Tire Size 275 FAQ
Is a 275 size the right choice for you? The world of tire sizes can be confusing, but fear not, as this article is here to answer your frequently asked questions about the 275 tire size. So, let’s dive into the most common questions about the 275 tire size and discover if it’s the right choice for your vehicle.
Are 33 Inch Tires The Same As 275?
No, 33-inch tires and 275 tires are not the same. They represent two different ways of sizing tires. 33-inch tires refer to the overall diameter of the tire, measured in inches. In this case, the tire has a diameter of 33 inches.
On the other hand, 275 tires refer to the metric tire size, where the first number (275) represents the tire width in millimeters. This means the tire is 275 millimeters wide.
To compare these two sizes, you’ll need to know the complete tire size for the 275 tires, which is usually represented as 275/xx/Ryy, where:
- 275 is the width in millimeters.
- xx is the aspect ratio, the percentage of the tire’s width corresponding to its sidewall height.
- R stands for Radial construction.
- yy is the wheel diameter in inches.
If you want to know whether a 275 tire has a similar diameter to a 33-inch tire, you’ll need to calculate the overall diameter using the width, aspect ratio, and wheel diameter:
Overall Diameter (in inches) = [(2 x (Width x Aspect Ratio / 100)) / 25.4] + Wheel Diameter.
For example, if you have a 275/65R18 tire: Overall Diameter = [(2 x (275 x 65 / 100)) / 25.4] + 18 ≈ 32.1 inches
In this case, the overall diameter of the 275/65R18 tire is approximately 32.1 inches, which is close but not exactly the same as a 33-inch tire.
How Wide Is A 275 Tire In Inches?
To convert the width of a 275 tire from millimeters to inches, you can use the following formula: Width (in inches) = width (in millimeters) / 25.4
So, for a 275 tire: Width (in inches) = 275 / 25.4 =10.83 inches. Therefore, a 275 tire is approximately 10.83 inches wide.
Can I Go From 275 To 265 Tires?
Yes, you can generally go from 275 to 265 tires, but there are a few things you need to consider before making the change:
- Overall Diameter: Make sure the overall diameter of the new 265 tires is close to the original 275 tires to maintain the accuracy of your speedometer and odometer. You’ll need to know the aspect ratio and wheel diameter to calculate this.

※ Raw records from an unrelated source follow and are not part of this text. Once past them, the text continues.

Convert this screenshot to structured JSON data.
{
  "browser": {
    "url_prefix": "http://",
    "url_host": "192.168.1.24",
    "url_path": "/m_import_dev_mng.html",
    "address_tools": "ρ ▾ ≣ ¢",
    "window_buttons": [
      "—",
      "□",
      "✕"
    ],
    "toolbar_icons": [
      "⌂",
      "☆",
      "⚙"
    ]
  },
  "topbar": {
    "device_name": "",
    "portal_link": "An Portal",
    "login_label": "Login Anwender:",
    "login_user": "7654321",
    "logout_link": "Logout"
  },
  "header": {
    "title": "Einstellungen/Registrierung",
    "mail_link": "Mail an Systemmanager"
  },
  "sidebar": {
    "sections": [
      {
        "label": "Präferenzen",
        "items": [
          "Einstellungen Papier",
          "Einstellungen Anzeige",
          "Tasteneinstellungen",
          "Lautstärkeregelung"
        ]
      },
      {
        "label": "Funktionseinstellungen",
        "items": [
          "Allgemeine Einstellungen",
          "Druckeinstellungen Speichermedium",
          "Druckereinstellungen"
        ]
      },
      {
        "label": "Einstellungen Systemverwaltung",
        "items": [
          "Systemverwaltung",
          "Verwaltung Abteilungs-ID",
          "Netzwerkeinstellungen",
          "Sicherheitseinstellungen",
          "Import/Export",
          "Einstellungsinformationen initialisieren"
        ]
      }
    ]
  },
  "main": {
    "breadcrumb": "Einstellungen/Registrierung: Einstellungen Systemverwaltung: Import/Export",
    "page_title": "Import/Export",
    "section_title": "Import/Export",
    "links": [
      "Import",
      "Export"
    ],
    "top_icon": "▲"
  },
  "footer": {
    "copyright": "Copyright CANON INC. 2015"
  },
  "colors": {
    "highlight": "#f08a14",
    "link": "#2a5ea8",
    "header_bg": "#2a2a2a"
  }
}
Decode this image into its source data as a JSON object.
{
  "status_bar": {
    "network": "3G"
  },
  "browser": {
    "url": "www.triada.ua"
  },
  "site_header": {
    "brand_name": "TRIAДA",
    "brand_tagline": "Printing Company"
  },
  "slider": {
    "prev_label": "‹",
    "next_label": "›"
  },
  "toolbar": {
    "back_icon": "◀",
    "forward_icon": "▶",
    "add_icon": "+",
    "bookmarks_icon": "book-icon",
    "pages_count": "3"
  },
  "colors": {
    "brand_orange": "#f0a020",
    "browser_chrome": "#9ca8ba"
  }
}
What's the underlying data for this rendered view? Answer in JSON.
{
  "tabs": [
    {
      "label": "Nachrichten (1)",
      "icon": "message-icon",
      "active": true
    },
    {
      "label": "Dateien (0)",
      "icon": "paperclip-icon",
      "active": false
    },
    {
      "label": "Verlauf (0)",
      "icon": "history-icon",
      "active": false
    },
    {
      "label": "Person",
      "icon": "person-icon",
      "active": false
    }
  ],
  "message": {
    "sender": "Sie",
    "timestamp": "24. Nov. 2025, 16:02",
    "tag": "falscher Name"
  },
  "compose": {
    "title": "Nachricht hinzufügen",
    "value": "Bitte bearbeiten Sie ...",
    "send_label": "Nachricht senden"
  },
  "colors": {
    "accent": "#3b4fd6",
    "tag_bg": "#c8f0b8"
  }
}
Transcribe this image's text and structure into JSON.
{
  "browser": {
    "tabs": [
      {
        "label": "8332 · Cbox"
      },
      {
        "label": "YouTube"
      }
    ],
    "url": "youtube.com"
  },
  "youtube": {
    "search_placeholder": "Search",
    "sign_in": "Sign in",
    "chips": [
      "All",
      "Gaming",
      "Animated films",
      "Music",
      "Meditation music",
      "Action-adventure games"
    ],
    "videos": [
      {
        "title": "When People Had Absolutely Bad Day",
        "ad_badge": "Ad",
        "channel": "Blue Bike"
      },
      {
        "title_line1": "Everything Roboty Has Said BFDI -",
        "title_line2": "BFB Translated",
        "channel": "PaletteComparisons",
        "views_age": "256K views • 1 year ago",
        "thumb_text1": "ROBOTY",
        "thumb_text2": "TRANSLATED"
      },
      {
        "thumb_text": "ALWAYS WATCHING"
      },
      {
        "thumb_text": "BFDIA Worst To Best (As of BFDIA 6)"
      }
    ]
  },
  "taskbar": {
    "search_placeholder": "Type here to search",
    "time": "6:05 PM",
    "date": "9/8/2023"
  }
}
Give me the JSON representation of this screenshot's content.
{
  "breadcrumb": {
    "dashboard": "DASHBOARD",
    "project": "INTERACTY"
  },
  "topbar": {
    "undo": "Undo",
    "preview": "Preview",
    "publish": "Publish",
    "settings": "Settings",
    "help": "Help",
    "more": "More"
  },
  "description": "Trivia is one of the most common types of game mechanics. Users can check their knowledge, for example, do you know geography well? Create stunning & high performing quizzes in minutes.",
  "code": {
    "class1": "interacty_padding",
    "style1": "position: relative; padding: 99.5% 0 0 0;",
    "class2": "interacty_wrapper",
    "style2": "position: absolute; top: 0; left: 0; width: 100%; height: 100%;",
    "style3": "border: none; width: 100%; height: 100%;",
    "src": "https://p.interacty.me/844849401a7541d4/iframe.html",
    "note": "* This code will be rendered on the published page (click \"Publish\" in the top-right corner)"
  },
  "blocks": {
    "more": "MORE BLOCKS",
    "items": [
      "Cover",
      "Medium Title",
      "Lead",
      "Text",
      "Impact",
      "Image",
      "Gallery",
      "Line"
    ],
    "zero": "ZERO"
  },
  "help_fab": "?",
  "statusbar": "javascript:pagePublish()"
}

- Load Carrying Capacity: Check the load-carrying capacity of the new 265 tires to ensure it meets or exceeds your vehicle’s requirements. This information can be found on the tire’s sidewall.
- Wheel Width: Verify that your current wheels are compatible with the 265 tire size. The wheel width should fall within the range the tire manufacturer recommends for the specific tire size.
- Vehicle Clearance: Ensure no clearance issues with your vehicle’s suspension, brakes, or wheel wells when installing a narrower tire.
- Handling and Performance: Changing tire width can affect your vehicle’s handling and performance. A narrower tire, like a 265, may have slightly less grip and traction compared to a wider 275 tire.
If you consider these factors and consult with a tire professional, you should be able to determine if switching from 275 to 265 tires is a suitable option for your vehicle.
275 Tire Rim Width
The recommended rim width for a 275 tire can vary depending on the specific tire model and manufacturer. However, a general guideline is that the suitable rim width for a 275 tire is typically between 7.5 and 9.5 inches.
It’s essential to consult the tire manufacturer’s specifications or a tire professional to confirm the appropriate rim width for the specific 275 tires you plan to use. Using a rim width outside the recommended range can affect your tire’s performance, handling, and safety.
265 Tire Cost
The cost of 275 tires can vary significantly depending on several factors, such as:
- Brand: Different tire brands offer varying price points based on their reputation, technology, and quality.
- Tire Type: All-season, summer, winter, performance, and off-road tires can cost differently due to their unique features and intended uses.
- Tread Life: Tires with longer tread life usually cost more due to their durability.
- Load Rating and Speed Rating: Higher load and speed ratings can increase the price of a tire.
You can expect to pay anywhere from $120 to $350 per 275 tires as a rough estimate. Remember that this is only an approximate range, and actual prices may be higher or lower depending on the factors mentioned above.